It’s also important to mention that ultrasound imaging has certain limitations. While it is a valuable tool for detecting breast cancer, it may not detect microcalcifications or very small lesions that are difficult to visualize. Therefore, other diagnostic tests, such as mammograms or MRI scans, may be recommended in conjunction with ultrasound to ensure thorough evaluation.
Common Questions: Frequently Asked About What Breast Cancer Looks Like on Ultrasound
1. Can an ultrasound definitively diagnose breast cancer?
No, an ultrasound alone cannot definitively diagnose breast cancer. It can provide valuable information and guide further diagnostic testing, but a biopsy is often necessary to confirm the presence of cancer.
2. Is breast ultrasound the same as a mammogram?
No, breast ultrasound and mammography are different imaging techniques. Mammograms use X-rays to produce images of the breast, while ultrasound uses sound waves.
3. When is a breast ultrasound recommended?
A breast ultrasound may be recommended as follow-up after an abnormal mammogram or clinical breast examination. It can also be used for surveillance in women at high risk for breast cancer or to assess treatment response.
4. Is breast ultrasound a painful procedure?
No, breast ultrasound is generally not painful. The procedure is non-invasive and involves the application of a gel on the breast, followed by the use of a handheld transducer to capture images.
5. What does increased vascularity mean in breast ultrasound?
Increased vascularity refers to an increased blood flow within a breast lesion. It can be a characteristic associated with breast cancer, although further diagnostic tests may be needed for confirmation.
6. Can a radiologist determine if a breast mass is cancerous based on ultrasound images alone?
While an experienced radiologist can identify characteristics suggestive of breast cancer on ultrasound images, a definitive diagnosis can only be made through a biopsy.
7. What is elastography and how does it help with breast cancer diagnosis?

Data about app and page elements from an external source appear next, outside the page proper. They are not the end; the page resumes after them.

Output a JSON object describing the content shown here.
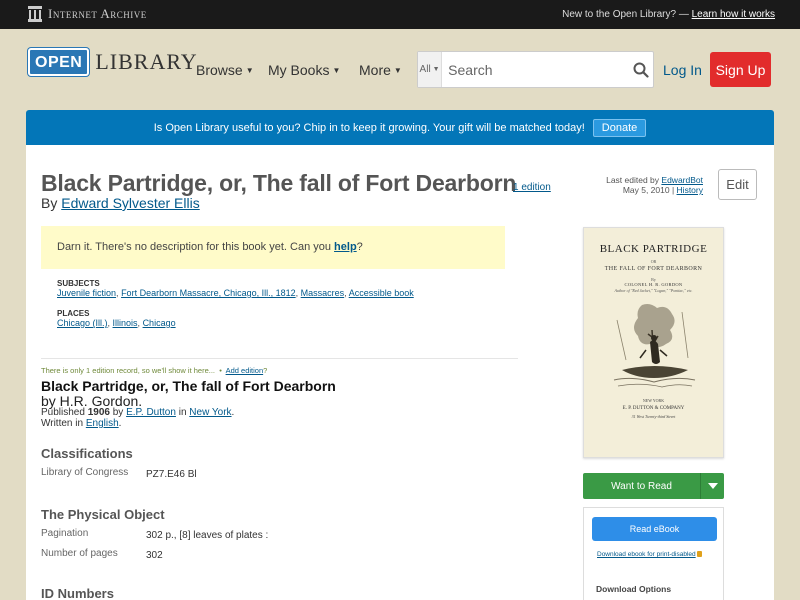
{
  "ia_bar": {
    "logo_text": "Internet Archive",
    "new_to": "New to the Open Library? —",
    "learn_link": "Learn how it works"
  },
  "header": {
    "logo_badge": "OPEN",
    "logo_text": "LIBRARY",
    "nav": {
      "browse": "Browse",
      "mybooks": "My Books",
      "more": "More"
    },
    "search": {
      "scope": "All",
      "placeholder": "Search"
    },
    "login": "Log In",
    "signup": "Sign Up"
  },
  "banner": {
    "text": "Is Open Library useful to you? Chip in to keep it growing. Your gift will be matched today!",
    "button": "Donate"
  },
  "work": {
    "title": "Black Partridge, or, The fall of Fort Dearborn",
    "edition_count": "1 edition",
    "by_prefix": "By",
    "author": "Edward Sylvester Ellis",
    "last_edited_prefix": "Last edited by",
    "last_edited_by": "EdwardBot",
    "last_edited_date": "May 5, 2010 |",
    "history": "History",
    "edit": "Edit",
    "no_description": "Darn it. There's no description for this book yet. Can you",
    "help": "help",
    "help_suffix": "?",
    "subjects_label": "SUBJECTS",
    "subjects": [
      "Juvenile fiction",
      "Fort Dearborn Massacre, Chicago, Ill., 1812",
      "Massacres",
      "Accessible book"
    ],
    "places_label": "PLACES",
    "places": [
      "Chicago (Ill.)",
      "Illinois",
      "Chicago"
    ]
  },
  "edition": {
    "only_one": "There is only 1 edition record, so we'll show it here...",
    "bullet": "•",
    "add_edition": "Add edition",
    "add_suffix": "?",
    "title": "Black Partridge, or, The fall of Fort Dearborn",
    "by": "by H.R. Gordon.",
    "published_prefix": "Published",
    "year": "1906",
    "by_word": "by",
    "publisher": "E.P. Dutton",
    "in_word": "in",
    "place": "New York",
    "place_suffix": ".",
    "written_in": "Written in",
    "language": "English",
    "language_suffix": "."
  },
  "classifications": {
    "heading": "Classifications",
    "loc_label": "Library of Congress",
    "loc_value": "PZ7.E46 Bl"
  },
  "physical": {
    "heading": "The Physical Object",
    "pagination_label": "Pagination",
    "pagination_value": "302 p., [8] leaves of plates :",
    "pages_label": "Number of pages",
    "pages_value": "302"
  },
  "id_numbers": {
    "heading": "ID Numbers"
  },
  "cover": {
    "title": "BLACK PARTRIDGE",
    "or": "OR",
    "subtitle": "THE FALL OF FORT DEARBORN",
    "by": "By",
    "author": "COLONEL H. R. GORDON",
    "works": "Author of \"Red Jacket,\" \"Logan,\" \"Pontiac,\" etc.",
    "city": "NEW YORK",
    "publisher": "E. P. DUTTON & COMPANY",
    "address": "31 West Twenty-third Street"
  },
  "sidebar": {
    "want_to_read": "Want to Read",
    "read_ebook": "Read eBook",
    "download_print": "Download ebook for print-disabled",
    "download_options": "Download Options"
  },
  "colors": {
    "link": "#02598b",
    "banner": "#0376b8",
    "signup": "#e22c2c",
    "want_green": "#3a9a45",
    "read_blue": "#2e8ee8",
    "nodesc_bg": "#fffbc9"
  }
}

Elastography is an imaging technique that evaluates tissue stiffness. It can aid in the differentiation between benign and malignant breast lesions by assessing the elasticity of the tissue.
8. How are breast ultrasounds performed?
Breast ultrasounds are typically performed by a radiology technologist or a trained sonographer. The patient lies on an examination table, and a gel is applied to the breast. The technologist then uses a handheld transducer to capture images of the breast.
9. What are the benefits of a breast ultrasound?
The benefits of a breast ultrasound include its ability to visualize breast abnormalities, guide biopsy procedures, and provide additional information to complement mammography.
10. What are the limitations of ultrasound imaging of the breast?
Ultrasound imaging of the breast has limitations. It may not detect microcalcifications or small lesions that are challenging to visualize. Therefore, it is often used in combination with other imaging techniques, such as mammography or MRI scans.
There you have it—a comprehensive guide on what breast cancer looks like on ultrasound. By understanding the appearance and characteristics of breast cancer on ultrasound images, individuals can be better informed about their health and take appropriate actions if necessary. Remember, early detection is key in battling breast cancer, so regular screenings and prompt follow-ups are crucial. If you have any concerns or questions, consult with your healthcare provider. Stay proactive and prioritize your breast health!
Before you go, don’t forget to check out our related articles on breast health and cancer prevention. The more knowledge you gain, the better equipped you’ll be to protect yourself and your loved ones. Stay informed, stay healthy!
1. American Cancer Society – www.cancer.org
2. Mayo Clinic – www.mayoclinic.org
3. National Breast Cancer Foundation – www.nationalbreastcancer.org
4. RadiologyInfo – www.radiologyinfo.org